Finally, Caraval hits on a pretty hard topic, even though it is not the central focus of the plot. Abuse, or more specifically, abuse of one’s child, is always at the forefront or in the periphery of the tale, influencing everything Scarlett and, ultimately, Tella do. Fromt he beginning, it is revealed that their father is cruel, punishing the girls by beating the one sister while the one who misbehaved is forced to watch. He has killed before to punish them, and he is not above death threats, especially when it comes to keeping Scarlett in line. The girls are cowed by his abuse, and dream of an escape they have long since given up attempting. Once at Caraval, Scarlett is haunted by her fear of her father, and his rage should he hunt them down and punish them for their escape. Scarlett displays symptoms one might expect of a victim of abuse – shying away from others when angry, and irrational fears of her abuser during times of safety. Personally, I felt that Garber did a good job tackling this topic, which can be hard to talk about, never mind infuse into an already complex story.
In conclusion, Caraval is an exceptionally strong first novel from a new author, and I was very excited that it will not be the end of the line for these characters or this particular story.

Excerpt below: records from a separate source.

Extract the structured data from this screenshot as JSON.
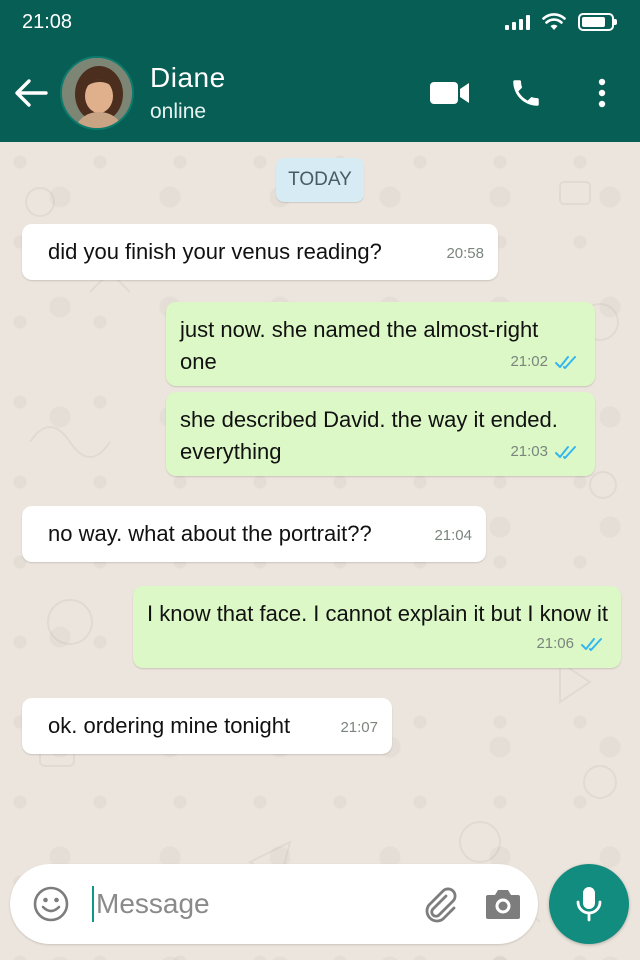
{
  "status_bar": {
    "time": "21:08",
    "icons": [
      "signal-icon",
      "wifi-icon",
      "battery-icon"
    ]
  },
  "header": {
    "contact_name": "Diane",
    "contact_status": "online",
    "actions": [
      "video-call-icon",
      "phone-icon",
      "more-options-icon"
    ]
  },
  "chat": {
    "date_chip": "TODAY",
    "messages": [
      {
        "direction": "incoming",
        "lines": [
          "did you finish your venus reading?"
        ],
        "time": "20:58"
      },
      {
        "direction": "outgoing",
        "lines": [
          "just now. she named the almost-right",
          "one"
        ],
        "time": "21:02",
        "status": "read"
      },
      {
        "direction": "outgoing",
        "lines": [
          "she described David. the way it ended.",
          "everything"
        ],
        "time": "21:03",
        "status": "read"
      },
      {
        "direction": "incoming",
        "lines": [
          "no way. what about the portrait??"
        ],
        "time": "21:04"
      },
      {
        "direction": "outgoing",
        "lines": [
          "I know that face. I cannot explain it but I know it"
        ],
        "time": "21:06",
        "status": "read"
      },
      {
        "direction": "incoming",
        "lines": [
          "ok. ordering mine tonight"
        ],
        "time": "21:07"
      }
    ]
  },
  "composer": {
    "placeholder": "Message",
    "value": ""
  },
  "colors": {
    "header": "#075e54",
    "outgoing_bubble": "#dcf8c6",
    "incoming_bubble": "#ffffff",
    "read_ticks": "#34b7f1",
    "mic_button": "#128c7e",
    "date_chip": "#d6ebf3"
  }
}
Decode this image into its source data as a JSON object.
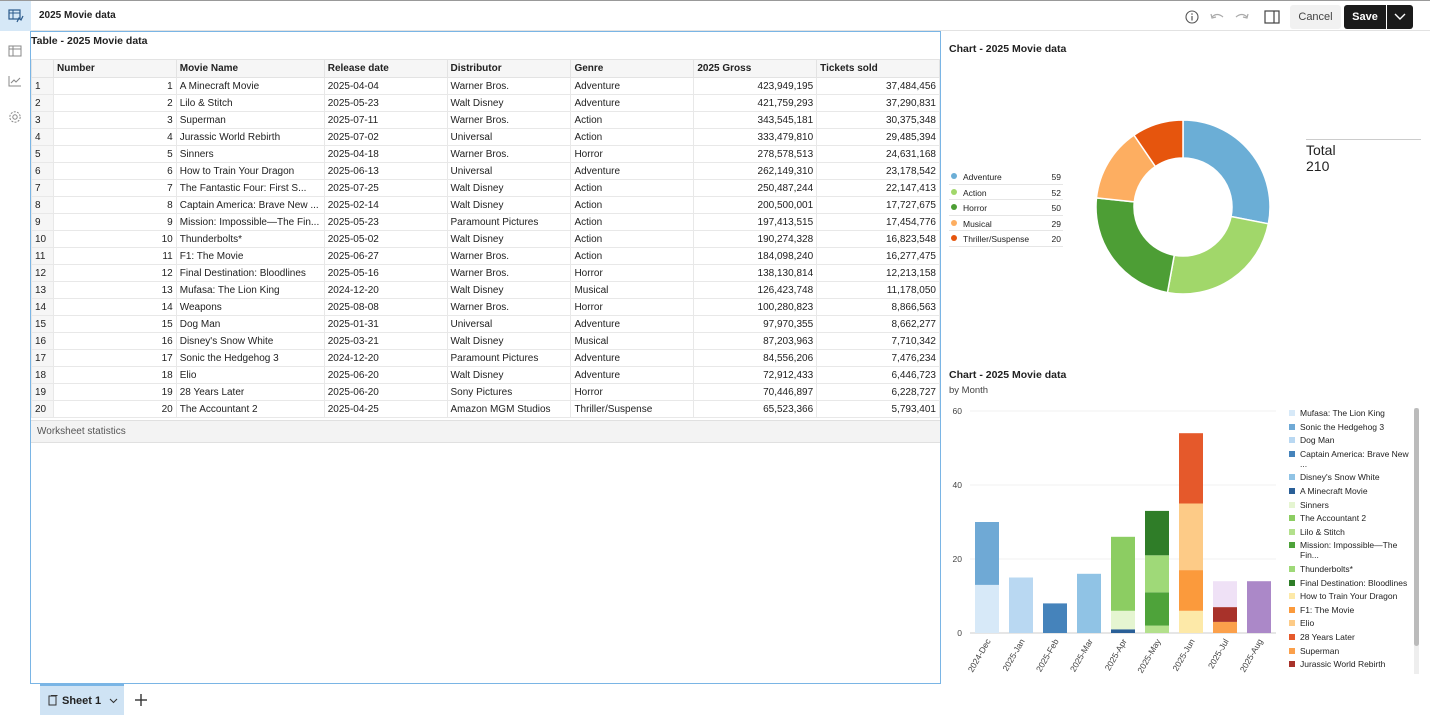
{
  "app": {
    "title": "2025 Movie data"
  },
  "toolbar": {
    "cancel_label": "Cancel",
    "save_label": "Save"
  },
  "table_panel": {
    "title": "Table - 2025 Movie data",
    "columns": [
      "Number",
      "Movie Name",
      "Release date",
      "Distributor",
      "Genre",
      "2025 Gross",
      "Tickets sold"
    ],
    "rows": [
      [
        "1",
        "1",
        "A Minecraft Movie",
        "2025-04-04",
        "Warner Bros.",
        "Adventure",
        "423,949,195",
        "37,484,456"
      ],
      [
        "2",
        "2",
        "Lilo & Stitch",
        "2025-05-23",
        "Walt Disney",
        "Adventure",
        "421,759,293",
        "37,290,831"
      ],
      [
        "3",
        "3",
        "Superman",
        "2025-07-11",
        "Warner Bros.",
        "Action",
        "343,545,181",
        "30,375,348"
      ],
      [
        "4",
        "4",
        "Jurassic World Rebirth",
        "2025-07-02",
        "Universal",
        "Action",
        "333,479,810",
        "29,485,394"
      ],
      [
        "5",
        "5",
        "Sinners",
        "2025-04-18",
        "Warner Bros.",
        "Horror",
        "278,578,513",
        "24,631,168"
      ],
      [
        "6",
        "6",
        "How to Train Your Dragon",
        "2025-06-13",
        "Universal",
        "Adventure",
        "262,149,310",
        "23,178,542"
      ],
      [
        "7",
        "7",
        "The Fantastic Four: First S...",
        "2025-07-25",
        "Walt Disney",
        "Action",
        "250,487,244",
        "22,147,413"
      ],
      [
        "8",
        "8",
        "Captain America: Brave New ...",
        "2025-02-14",
        "Walt Disney",
        "Action",
        "200,500,001",
        "17,727,675"
      ],
      [
        "9",
        "9",
        "Mission: Impossible—The Fin...",
        "2025-05-23",
        "Paramount Pictures",
        "Action",
        "197,413,515",
        "17,454,776"
      ],
      [
        "10",
        "10",
        "Thunderbolts*",
        "2025-05-02",
        "Walt Disney",
        "Action",
        "190,274,328",
        "16,823,548"
      ],
      [
        "11",
        "11",
        "F1: The Movie",
        "2025-06-27",
        "Warner Bros.",
        "Action",
        "184,098,240",
        "16,277,475"
      ],
      [
        "12",
        "12",
        "Final Destination: Bloodlines",
        "2025-05-16",
        "Warner Bros.",
        "Horror",
        "138,130,814",
        "12,213,158"
      ],
      [
        "13",
        "13",
        "Mufasa: The Lion King",
        "2024-12-20",
        "Walt Disney",
        "Musical",
        "126,423,748",
        "11,178,050"
      ],
      [
        "14",
        "14",
        "Weapons",
        "2025-08-08",
        "Warner Bros.",
        "Horror",
        "100,280,823",
        "8,866,563"
      ],
      [
        "15",
        "15",
        "Dog Man",
        "2025-01-31",
        "Universal",
        "Adventure",
        "97,970,355",
        "8,662,277"
      ],
      [
        "16",
        "16",
        "Disney's Snow White",
        "2025-03-21",
        "Walt Disney",
        "Musical",
        "87,203,963",
        "7,710,342"
      ],
      [
        "17",
        "17",
        "Sonic the Hedgehog 3",
        "2024-12-20",
        "Paramount Pictures",
        "Adventure",
        "84,556,206",
        "7,476,234"
      ],
      [
        "18",
        "18",
        "Elio",
        "2025-06-20",
        "Walt Disney",
        "Adventure",
        "72,912,433",
        "6,446,723"
      ],
      [
        "19",
        "19",
        "28 Years Later",
        "2025-06-20",
        "Sony Pictures",
        "Horror",
        "70,446,897",
        "6,228,727"
      ],
      [
        "20",
        "20",
        "The Accountant 2",
        "2025-04-25",
        "Amazon MGM Studios",
        "Thriller/Suspense",
        "65,523,366",
        "5,793,401"
      ]
    ],
    "worksheet_stats": "Worksheet statistics"
  },
  "chart_data": [
    {
      "type": "pie",
      "title": "Chart - 2025 Movie data",
      "categories": [
        "Adventure",
        "Action",
        "Horror",
        "Musical",
        "Thriller/Suspense"
      ],
      "values": [
        59,
        52,
        50,
        29,
        20
      ],
      "colors": [
        "#6baed6",
        "#a1d76a",
        "#4d9e35",
        "#fdae61",
        "#e6550d"
      ],
      "total_label": "Total",
      "total_value": "210",
      "legend": "left"
    },
    {
      "type": "bar",
      "stacked": true,
      "title": "Chart - 2025 Movie data",
      "subtitle": "by Month",
      "categories": [
        "2024-Dec",
        "2025-Jan",
        "2025-Feb",
        "2025-Mar",
        "2025-Apr",
        "2025-May",
        "2025-Jun",
        "2025-Jul",
        "2025-Aug"
      ],
      "ylim": [
        0,
        60
      ],
      "yticks": [
        0,
        20,
        40,
        60
      ],
      "legend": "right",
      "series": [
        {
          "name": "Mufasa: The Lion King",
          "color": "#d7e9f8",
          "values": [
            13,
            0,
            0,
            0,
            0,
            0,
            0,
            0,
            0
          ]
        },
        {
          "name": "Sonic the Hedgehog 3",
          "color": "#6fa9d5",
          "values": [
            17,
            0,
            0,
            0,
            0,
            0,
            0,
            0,
            0
          ]
        },
        {
          "name": "Dog Man",
          "color": "#b9d8f2",
          "values": [
            0,
            15,
            0,
            0,
            0,
            0,
            0,
            0,
            0
          ]
        },
        {
          "name": "Captain America: Brave New ...",
          "color": "#4583bb",
          "values": [
            0,
            0,
            8,
            0,
            0,
            0,
            0,
            0,
            0
          ]
        },
        {
          "name": "Disney's Snow White",
          "color": "#90c3e5",
          "values": [
            0,
            0,
            0,
            16,
            0,
            0,
            0,
            0,
            0
          ]
        },
        {
          "name": "A Minecraft Movie",
          "color": "#2a5f97",
          "values": [
            0,
            0,
            0,
            0,
            1,
            0,
            0,
            0,
            0
          ]
        },
        {
          "name": "Sinners",
          "color": "#e5f5d1",
          "values": [
            0,
            0,
            0,
            0,
            5,
            0,
            0,
            0,
            0
          ]
        },
        {
          "name": "The Accountant 2",
          "color": "#8ccd62",
          "values": [
            0,
            0,
            0,
            0,
            20,
            0,
            0,
            0,
            0
          ]
        },
        {
          "name": "Lilo & Stitch",
          "color": "#b3e08c",
          "values": [
            0,
            0,
            0,
            0,
            0,
            2,
            0,
            0,
            0
          ]
        },
        {
          "name": "Mission: Impossible—The Fin...",
          "color": "#4ea33a",
          "values": [
            0,
            0,
            0,
            0,
            0,
            9,
            0,
            0,
            0
          ]
        },
        {
          "name": "Thunderbolts*",
          "color": "#9fd978",
          "values": [
            0,
            0,
            0,
            0,
            0,
            10,
            0,
            0,
            0
          ]
        },
        {
          "name": "Final Destination: Bloodlines",
          "color": "#2f7d28",
          "values": [
            0,
            0,
            0,
            0,
            0,
            12,
            0,
            0,
            0
          ]
        },
        {
          "name": "How to Train Your Dragon",
          "color": "#fde9a8",
          "values": [
            0,
            0,
            0,
            0,
            0,
            0,
            6,
            0,
            0
          ]
        },
        {
          "name": "F1: The Movie",
          "color": "#fb9a3c",
          "values": [
            0,
            0,
            0,
            0,
            0,
            0,
            11,
            0,
            0
          ]
        },
        {
          "name": "Elio",
          "color": "#fdcb87",
          "values": [
            0,
            0,
            0,
            0,
            0,
            0,
            18,
            0,
            0
          ]
        },
        {
          "name": "28 Years Later",
          "color": "#e5592b",
          "values": [
            0,
            0,
            0,
            0,
            0,
            0,
            19,
            0,
            0
          ]
        },
        {
          "name": "Superman",
          "color": "#fba04b",
          "values": [
            0,
            0,
            0,
            0,
            0,
            0,
            0,
            3,
            0
          ]
        },
        {
          "name": "Jurassic World Rebirth",
          "color": "#a8322a",
          "values": [
            0,
            0,
            0,
            0,
            0,
            0,
            0,
            4,
            0
          ]
        },
        {
          "name": "",
          "color": "#efe1f6",
          "values": [
            0,
            0,
            0,
            0,
            0,
            0,
            0,
            7,
            0
          ]
        },
        {
          "name": "",
          "color": "#ab88c8",
          "values": [
            0,
            0,
            0,
            0,
            0,
            0,
            0,
            0,
            14
          ]
        }
      ]
    }
  ],
  "sheets": {
    "tab_label": "Sheet 1"
  },
  "icons": {
    "app": "table-chart-icon",
    "info": "info-icon",
    "undo": "undo-icon",
    "redo": "redo-icon",
    "panel": "side-panel-icon",
    "save_menu": "chevron-down-icon",
    "rail": [
      "table-icon",
      "line-chart-icon",
      "gear-icon"
    ],
    "add_sheet": "plus-icon"
  }
}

Garber’s writing style and the quality of the story made Caraval hard to put down, and definitely left me wanting more! (4.5/5)